If your doctor has expressed concern over your triglyceride levels, he may have talked to you about statins.

But he likely didn’t discuss how you can naturally balance your levels without the side effects of statins, which have been reported to include muscle loss, pain and memory loss — or that statins have been linked to Parkinson’s, type 2 diabetes and invasive breast cancer. My colleague Jedha Dening called them a “prescription for disease.”

Luckily there’s a lot you can do to optimize your levels:

1. Drop a few unwanted pounds. Losing just 5-10 percent of your body weight can have a lasting effect on blood triglyceride levels (and many other health conditions).
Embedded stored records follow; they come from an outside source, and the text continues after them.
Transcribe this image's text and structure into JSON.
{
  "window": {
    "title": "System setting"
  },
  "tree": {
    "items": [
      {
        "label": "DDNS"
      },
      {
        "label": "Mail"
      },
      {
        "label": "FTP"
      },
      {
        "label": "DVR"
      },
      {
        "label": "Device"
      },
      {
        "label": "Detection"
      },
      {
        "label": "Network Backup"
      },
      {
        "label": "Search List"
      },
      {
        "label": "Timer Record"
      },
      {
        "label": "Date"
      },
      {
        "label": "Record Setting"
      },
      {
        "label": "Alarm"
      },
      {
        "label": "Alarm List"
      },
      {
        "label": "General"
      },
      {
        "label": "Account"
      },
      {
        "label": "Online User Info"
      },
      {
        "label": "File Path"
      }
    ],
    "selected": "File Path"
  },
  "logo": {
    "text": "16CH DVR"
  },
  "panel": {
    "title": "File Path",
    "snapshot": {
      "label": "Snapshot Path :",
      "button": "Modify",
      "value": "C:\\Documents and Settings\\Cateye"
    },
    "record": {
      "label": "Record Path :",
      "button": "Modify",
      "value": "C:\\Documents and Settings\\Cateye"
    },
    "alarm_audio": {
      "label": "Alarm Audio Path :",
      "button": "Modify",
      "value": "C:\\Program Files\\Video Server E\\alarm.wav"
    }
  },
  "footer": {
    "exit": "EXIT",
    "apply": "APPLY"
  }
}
2. Lay off the sugar. Studies show that the connection between a high-sugar diet and high triglycerides begins in childhood, but you can still benefit by cutting down on sugar now.
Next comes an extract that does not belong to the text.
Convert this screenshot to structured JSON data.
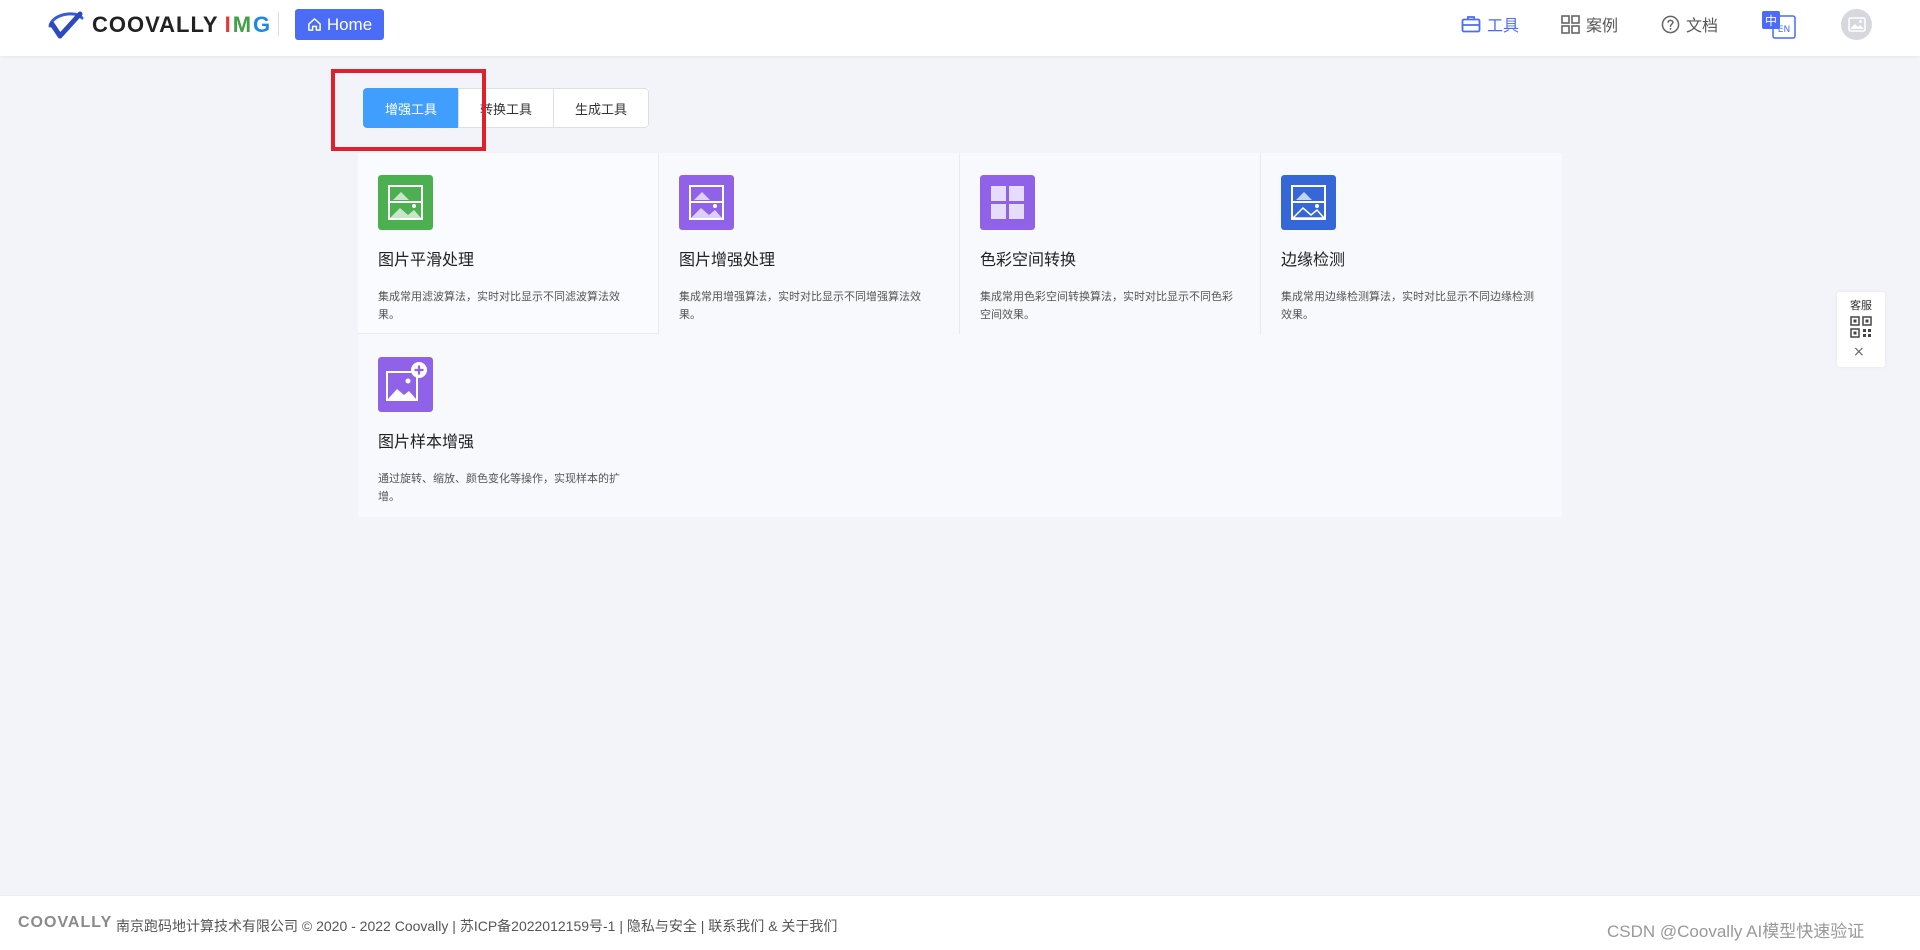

3. Go low-carb. Extra carbs are converted to triglycerides and stored. Studies have connected a lower carb intake to lower triglycerides, even more than a low-fat diet.

4. Eat more fiber. It can decrease the absorption of fats and sugars by the body. By the way, fiber is one of three weight loss supplements scientists say really work.

5. Get fishy. Eating fatty fish such as salmon and sardines twice a week was shown to decrease blood triglycerides, due to the high content of omega-3 fatty acids. Don’t eat enough fish? Consider a high-quality supplement.

6. Limit alcohol intake. Even people with normal triglycerides will see a spike after a day of moderate drinking.

7. Exercise. High levels of HDL “good” cholesterol, help lower triglycerides. And regular aerobic exercise like walking, biking or swimming are effective ways to increase HDL.

Editor’s note: While you’re doing all the right things to protect your brain as you age, make sure you don’t make the mistake 38 million Americans do every day — by taking a drug that robs them of an essential brain nutrient! Click here to discover the truth about the Cholesterol Super-Brain!


High Triglycerides: 11 Causes and 9 Dangers to Worry About —

13 Simple Ways to Lower Your Triglycerides —


Joyce Hollman

By Joyce Hollman

Joyce Hollman is a writer based in Kennebunk, Maine, specializing in the medical/healthcare and natural/alternative health space. Health challenges of her own led Joyce on a journey to discover ways to feel better through organic living, utilizing natural health strategies. Now, practicing yoga and meditation, and working towards living in a chemical-free home, her experiences make her the perfect conduit to help others live and feel better naturally.